Sylvie Guillem, techne, photo © Bill Cooper

Sylvie Guillem, techne, photo © Bill Cooper

Sylvie Guillem, Bye, photo © Bill Cooper

Sylvie Guillem, Bye, photo © Bill Cooper

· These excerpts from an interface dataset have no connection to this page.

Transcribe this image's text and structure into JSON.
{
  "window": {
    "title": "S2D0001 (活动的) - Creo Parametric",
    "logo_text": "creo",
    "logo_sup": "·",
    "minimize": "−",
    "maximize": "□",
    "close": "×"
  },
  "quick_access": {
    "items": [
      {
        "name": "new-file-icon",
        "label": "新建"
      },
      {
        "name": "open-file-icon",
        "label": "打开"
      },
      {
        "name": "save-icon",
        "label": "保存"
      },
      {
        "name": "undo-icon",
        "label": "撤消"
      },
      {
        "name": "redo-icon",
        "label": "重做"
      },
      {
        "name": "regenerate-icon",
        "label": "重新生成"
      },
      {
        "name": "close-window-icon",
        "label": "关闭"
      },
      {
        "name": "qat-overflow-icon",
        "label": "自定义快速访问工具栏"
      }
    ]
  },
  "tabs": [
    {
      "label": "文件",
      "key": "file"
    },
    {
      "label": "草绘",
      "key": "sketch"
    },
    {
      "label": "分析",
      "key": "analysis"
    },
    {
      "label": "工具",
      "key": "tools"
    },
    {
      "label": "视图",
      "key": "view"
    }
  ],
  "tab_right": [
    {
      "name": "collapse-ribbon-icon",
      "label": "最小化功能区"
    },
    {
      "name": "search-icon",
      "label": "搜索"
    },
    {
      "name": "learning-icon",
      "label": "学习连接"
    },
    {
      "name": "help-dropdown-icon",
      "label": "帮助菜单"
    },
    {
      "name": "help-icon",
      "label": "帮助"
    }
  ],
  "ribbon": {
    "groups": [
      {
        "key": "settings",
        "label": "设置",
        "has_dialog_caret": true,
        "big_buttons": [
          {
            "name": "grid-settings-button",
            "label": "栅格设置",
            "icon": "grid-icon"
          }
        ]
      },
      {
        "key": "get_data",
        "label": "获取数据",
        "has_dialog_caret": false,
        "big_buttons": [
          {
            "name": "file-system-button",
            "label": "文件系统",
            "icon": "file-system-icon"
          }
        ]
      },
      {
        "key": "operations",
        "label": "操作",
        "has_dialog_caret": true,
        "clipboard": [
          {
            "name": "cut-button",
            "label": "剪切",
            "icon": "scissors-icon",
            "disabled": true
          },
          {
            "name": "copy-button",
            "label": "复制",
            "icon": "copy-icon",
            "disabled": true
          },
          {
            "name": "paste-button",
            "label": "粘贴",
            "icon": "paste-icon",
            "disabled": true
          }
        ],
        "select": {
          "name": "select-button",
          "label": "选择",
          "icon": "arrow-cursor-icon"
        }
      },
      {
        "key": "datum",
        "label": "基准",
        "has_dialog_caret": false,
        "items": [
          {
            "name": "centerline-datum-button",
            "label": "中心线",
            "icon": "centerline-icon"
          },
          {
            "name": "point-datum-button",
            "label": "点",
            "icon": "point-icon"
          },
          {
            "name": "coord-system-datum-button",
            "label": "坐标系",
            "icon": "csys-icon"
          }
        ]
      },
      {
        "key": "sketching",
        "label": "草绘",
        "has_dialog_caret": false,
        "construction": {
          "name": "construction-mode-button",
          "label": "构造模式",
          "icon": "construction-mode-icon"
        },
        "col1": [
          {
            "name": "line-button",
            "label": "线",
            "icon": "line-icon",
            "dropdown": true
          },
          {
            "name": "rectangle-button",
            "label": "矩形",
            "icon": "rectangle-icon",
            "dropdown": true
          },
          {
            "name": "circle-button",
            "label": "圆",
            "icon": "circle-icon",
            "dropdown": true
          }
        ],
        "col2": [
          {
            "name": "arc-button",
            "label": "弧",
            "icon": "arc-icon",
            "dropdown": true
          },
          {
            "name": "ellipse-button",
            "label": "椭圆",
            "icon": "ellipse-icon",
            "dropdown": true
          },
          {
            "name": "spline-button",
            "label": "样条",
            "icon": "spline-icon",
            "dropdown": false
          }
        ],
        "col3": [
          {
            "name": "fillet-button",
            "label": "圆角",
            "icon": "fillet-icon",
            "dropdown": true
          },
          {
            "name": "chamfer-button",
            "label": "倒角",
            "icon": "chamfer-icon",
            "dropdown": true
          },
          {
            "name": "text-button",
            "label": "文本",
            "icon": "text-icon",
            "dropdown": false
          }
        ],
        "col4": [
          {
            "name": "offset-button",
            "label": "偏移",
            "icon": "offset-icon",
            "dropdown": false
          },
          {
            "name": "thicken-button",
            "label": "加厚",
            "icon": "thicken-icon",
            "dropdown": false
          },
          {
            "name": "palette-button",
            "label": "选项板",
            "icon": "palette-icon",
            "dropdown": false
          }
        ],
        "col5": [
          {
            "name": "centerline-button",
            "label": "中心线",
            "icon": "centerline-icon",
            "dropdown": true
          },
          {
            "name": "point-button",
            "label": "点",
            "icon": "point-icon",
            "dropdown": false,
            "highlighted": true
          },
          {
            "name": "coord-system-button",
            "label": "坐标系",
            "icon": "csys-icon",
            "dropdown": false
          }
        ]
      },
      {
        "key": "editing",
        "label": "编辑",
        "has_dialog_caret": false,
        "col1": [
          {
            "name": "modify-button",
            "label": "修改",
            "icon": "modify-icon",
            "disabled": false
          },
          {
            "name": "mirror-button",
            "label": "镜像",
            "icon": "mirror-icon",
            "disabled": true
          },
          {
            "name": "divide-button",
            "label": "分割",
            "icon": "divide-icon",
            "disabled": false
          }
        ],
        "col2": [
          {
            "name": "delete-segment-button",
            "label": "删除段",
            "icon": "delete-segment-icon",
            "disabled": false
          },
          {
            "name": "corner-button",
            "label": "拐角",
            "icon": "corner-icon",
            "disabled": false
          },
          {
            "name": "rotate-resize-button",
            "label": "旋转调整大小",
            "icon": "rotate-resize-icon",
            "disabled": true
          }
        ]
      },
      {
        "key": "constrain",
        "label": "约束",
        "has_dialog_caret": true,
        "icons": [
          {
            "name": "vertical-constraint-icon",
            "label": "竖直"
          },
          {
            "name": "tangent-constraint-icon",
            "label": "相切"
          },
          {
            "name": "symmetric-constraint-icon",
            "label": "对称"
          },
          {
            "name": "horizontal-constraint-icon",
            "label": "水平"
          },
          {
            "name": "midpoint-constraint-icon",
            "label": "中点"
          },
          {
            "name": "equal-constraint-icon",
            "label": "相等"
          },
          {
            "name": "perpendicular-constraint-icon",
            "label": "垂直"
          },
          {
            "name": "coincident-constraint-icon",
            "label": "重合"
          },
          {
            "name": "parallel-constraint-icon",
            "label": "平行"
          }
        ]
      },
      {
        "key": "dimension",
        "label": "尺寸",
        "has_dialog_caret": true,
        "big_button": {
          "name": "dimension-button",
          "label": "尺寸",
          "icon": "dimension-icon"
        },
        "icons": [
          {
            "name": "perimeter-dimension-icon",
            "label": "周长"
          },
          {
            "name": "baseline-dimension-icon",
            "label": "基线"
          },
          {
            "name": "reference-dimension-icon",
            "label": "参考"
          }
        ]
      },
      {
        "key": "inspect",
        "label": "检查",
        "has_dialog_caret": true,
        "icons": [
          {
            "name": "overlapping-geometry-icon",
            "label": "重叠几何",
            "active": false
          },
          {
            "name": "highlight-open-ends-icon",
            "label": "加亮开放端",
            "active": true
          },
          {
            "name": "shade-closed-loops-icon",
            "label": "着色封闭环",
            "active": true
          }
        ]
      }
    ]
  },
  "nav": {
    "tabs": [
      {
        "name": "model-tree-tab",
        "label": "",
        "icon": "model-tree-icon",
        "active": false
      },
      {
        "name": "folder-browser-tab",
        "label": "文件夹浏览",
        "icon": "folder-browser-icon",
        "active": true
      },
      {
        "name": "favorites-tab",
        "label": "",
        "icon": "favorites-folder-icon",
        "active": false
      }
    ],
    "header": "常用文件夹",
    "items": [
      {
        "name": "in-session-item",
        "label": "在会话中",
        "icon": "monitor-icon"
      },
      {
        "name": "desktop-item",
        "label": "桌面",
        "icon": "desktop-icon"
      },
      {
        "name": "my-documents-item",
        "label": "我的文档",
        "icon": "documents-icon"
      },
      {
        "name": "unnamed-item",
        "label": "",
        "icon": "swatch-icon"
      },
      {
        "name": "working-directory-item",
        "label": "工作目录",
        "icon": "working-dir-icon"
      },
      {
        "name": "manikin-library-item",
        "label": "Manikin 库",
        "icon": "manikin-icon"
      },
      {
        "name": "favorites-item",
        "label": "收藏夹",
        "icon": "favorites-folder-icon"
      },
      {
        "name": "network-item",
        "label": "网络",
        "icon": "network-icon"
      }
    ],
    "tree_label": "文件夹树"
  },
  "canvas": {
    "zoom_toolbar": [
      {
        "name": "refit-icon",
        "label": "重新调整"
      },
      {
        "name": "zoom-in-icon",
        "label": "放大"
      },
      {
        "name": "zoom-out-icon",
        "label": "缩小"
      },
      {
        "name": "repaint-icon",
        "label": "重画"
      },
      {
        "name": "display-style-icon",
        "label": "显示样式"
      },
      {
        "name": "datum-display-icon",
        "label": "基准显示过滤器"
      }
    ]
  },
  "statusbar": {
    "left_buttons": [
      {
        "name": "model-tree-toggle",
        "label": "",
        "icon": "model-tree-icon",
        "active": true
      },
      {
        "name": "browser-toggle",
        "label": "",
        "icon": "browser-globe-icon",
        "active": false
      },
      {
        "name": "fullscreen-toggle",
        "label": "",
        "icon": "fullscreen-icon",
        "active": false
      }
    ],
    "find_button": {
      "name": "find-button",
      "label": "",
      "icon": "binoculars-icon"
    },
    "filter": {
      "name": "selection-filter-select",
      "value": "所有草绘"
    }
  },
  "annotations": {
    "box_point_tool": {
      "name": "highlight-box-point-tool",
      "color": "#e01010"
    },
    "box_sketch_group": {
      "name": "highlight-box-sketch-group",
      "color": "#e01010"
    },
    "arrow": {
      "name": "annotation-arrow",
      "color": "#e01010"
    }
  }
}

Sylvie Guillem and Emanuela Montanari, Here & After, photo © Bill Cooper